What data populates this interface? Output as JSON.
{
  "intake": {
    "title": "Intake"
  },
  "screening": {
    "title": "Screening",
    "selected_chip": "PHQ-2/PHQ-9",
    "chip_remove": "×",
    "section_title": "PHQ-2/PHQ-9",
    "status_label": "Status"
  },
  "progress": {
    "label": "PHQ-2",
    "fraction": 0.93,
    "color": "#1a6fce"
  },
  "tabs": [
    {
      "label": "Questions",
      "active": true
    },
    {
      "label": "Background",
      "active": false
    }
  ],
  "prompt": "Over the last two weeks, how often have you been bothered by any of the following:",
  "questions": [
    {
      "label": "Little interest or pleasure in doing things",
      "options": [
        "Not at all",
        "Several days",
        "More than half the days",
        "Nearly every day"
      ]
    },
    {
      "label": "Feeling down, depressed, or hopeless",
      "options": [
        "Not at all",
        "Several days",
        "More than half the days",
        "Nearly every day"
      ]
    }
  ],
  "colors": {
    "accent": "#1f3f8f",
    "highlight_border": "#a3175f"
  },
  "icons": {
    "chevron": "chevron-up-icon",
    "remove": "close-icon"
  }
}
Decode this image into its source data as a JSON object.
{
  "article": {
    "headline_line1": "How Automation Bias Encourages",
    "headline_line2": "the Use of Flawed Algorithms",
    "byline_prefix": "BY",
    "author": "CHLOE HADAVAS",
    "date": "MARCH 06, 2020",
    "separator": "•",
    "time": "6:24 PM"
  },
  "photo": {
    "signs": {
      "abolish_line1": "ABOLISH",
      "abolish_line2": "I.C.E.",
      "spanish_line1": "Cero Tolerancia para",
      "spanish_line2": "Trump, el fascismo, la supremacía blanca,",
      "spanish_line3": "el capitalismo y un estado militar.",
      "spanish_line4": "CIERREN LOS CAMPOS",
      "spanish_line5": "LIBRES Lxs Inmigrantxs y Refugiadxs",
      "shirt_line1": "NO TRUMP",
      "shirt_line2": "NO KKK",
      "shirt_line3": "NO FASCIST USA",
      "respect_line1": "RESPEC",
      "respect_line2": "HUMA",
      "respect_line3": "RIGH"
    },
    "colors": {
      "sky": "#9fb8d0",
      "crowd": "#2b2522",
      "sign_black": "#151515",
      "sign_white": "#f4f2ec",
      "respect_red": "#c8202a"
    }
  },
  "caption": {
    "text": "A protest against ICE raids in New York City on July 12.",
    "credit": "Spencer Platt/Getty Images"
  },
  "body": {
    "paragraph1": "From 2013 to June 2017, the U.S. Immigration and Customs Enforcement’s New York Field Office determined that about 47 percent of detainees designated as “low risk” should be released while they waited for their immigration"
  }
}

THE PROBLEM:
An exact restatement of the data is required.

RESULT OF THIS EXERCISE:
What data populates this interface? Output as JSON.
{
  "intake": {
    "title": "Intake"
  },
  "screening": {
    "title": "Screening",
    "selected_chip": "PHQ-2/PHQ-9",
    "chip_remove": "×",
    "section_title": "PHQ-2/PHQ-9",
    "status_label": "Status"
  },
  "progress": {
    "label": "PHQ-2",
    "fraction": 0.93,
    "color": "#1a6fce"
  },
  "tabs": [
    {
      "label": "Questions",
      "active": true
    },
    {
      "label": "Background",
      "active": false
    }
  ],
  "prompt": "Over the last two weeks, how often have you been bothered by any of the following:",
  "questions": [
    {
      "label": "Little interest or pleasure in doing things",
      "options": [
        "Not at all",
        "Several days",
        "More than half the days",
        "Nearly every day"
      ]
    },
    {
      "label": "Feeling down, depressed, or hopeless",
      "options": [
        "Not at all",
        "Several days",
        "More than half the days",
        "Nearly every day"
      ]
    }
  ],
  "colors": {
    "accent": "#1f3f8f",
    "highlight_border": "#a3175f"
  },
  "icons": {
    "chevron": "chevron-up-icon",
    "remove": "close-icon"
  }
}
Decode this image into its source data as a JSON object.
{
  "article": {
    "headline_line1": "How Automation Bias Encourages",
    "headline_line2": "the Use of Flawed Algorithms",
    "byline_prefix": "BY",
    "author": "CHLOE HADAVAS",
    "date": "MARCH 06, 2020",
    "separator": "•",
    "time": "6:24 PM"
  },
  "photo": {
    "signs": {
      "abolish_line1": "ABOLISH",
      "abolish_line2": "I.C.E.",
      "spanish_line1": "Cero Tolerancia para",
      "spanish_line2": "Trump, el fascismo, la supremacía blanca,",
      "spanish_line3": "el capitalismo y un estado militar.",
      "spanish_line4": "CIERREN LOS CAMPOS",
      "spanish_line5": "LIBRES Lxs Inmigrantxs y Refugiadxs",
      "shirt_line1": "NO TRUMP",
      "shirt_line2": "NO KKK",
      "shirt_line3": "NO FASCIST USA",
      "respect_line1": "RESPEC",
      "respect_line2": "HUMA",
      "respect_line3": "RIGH"
    },
    "colors": {
      "sky": "#9fb8d0",
      "crowd": "#2b2522",
      "sign_black": "#151515",
      "sign_white": "#f4f2ec",
      "respect_red": "#c8202a"
    }
  },
  "caption": {
    "text": "A protest against ICE raids in New York City on July 12.",
    "credit": "Spencer Platt/Getty Images"
  },
  "body": {
    "paragraph1": "From 2013 to June 2017, the U.S. Immigration and Customs Enforcement’s New York Field Office determined that about 47 percent of detainees designated as “low risk” should be released while they waited for their immigration"
  }
}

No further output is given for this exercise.